Fidel Castro, the longtime communist leader of Cuba, met with visiting members of the U.S. Congressional Black Caucus on Tuesday, a day after his brother, Raúl, who succeeded him as president, did the same, according to a U.S. official in Havana.

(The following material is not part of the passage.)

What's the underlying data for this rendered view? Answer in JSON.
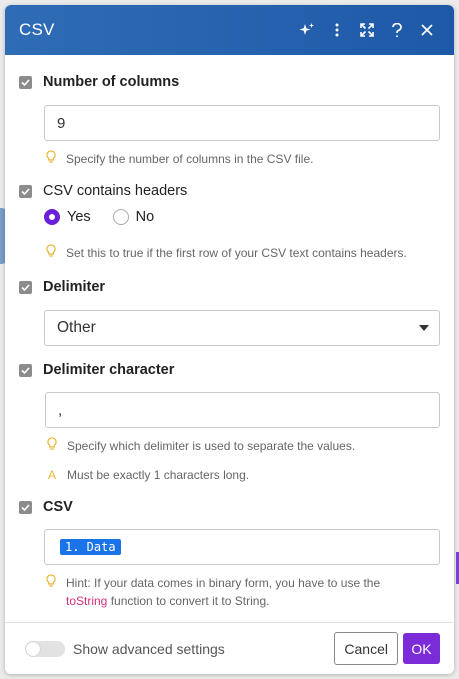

The meeting with Fidel Castro, 82, comes amid speculation that the United States is considering a shift in relations with the Communist nation that sits just 90 miles from the Florida Keys. According to the source — a U.S. diplomat — the three members of Congress were visiting the Latin American School of Medicine when they were invited to meet with the senior leader. Rep. Barbara Lee, a Democrat from California, was among the members of Congress who met with Fidel Castro, according to the source. The source did not immediately know the other two. There was no immediate response from the Obama administration on the meeting. But asked earlier about Monday’s meeting with Raúl Castro, State Department spokesman Robert Wood declined to say what, if any, role it could play in a possible warming of a decades-long diplomatic and economic freeze. “Members of Congress have the right to travel where they want and to discuss issues with whom they want,” Wood said. “And I am sure members of that delegation will be raising some of the concerns that the U.S. government has with Cuba, in terms of allowing Cubans to have some of the same rights and freedoms as other countries in the hemisphere.” Obama has said he is in favor of changing the relationship with Cuba but has not offered specifics. Government officials have hinted that he may soon lift travel restrictions between the two countries. The United States broke diplomatic ties with Cuba in 1961, two years after Fidel Castro took office. The following year, the U.S. government instituted a trade embargo. Both policies still remain in effect. Early last year, and with his health failing, Fidel Castro announced he was resigning from the presidency. The Cuban National Assembly appointed Raúl to the post days later. Fidel Castro led the revolution that, in 1959, overthrew Cuba’s Batista dictatorship. He was credited with bringing social reforms to Cuba but criticized internationally for oppressing human rights and free speech.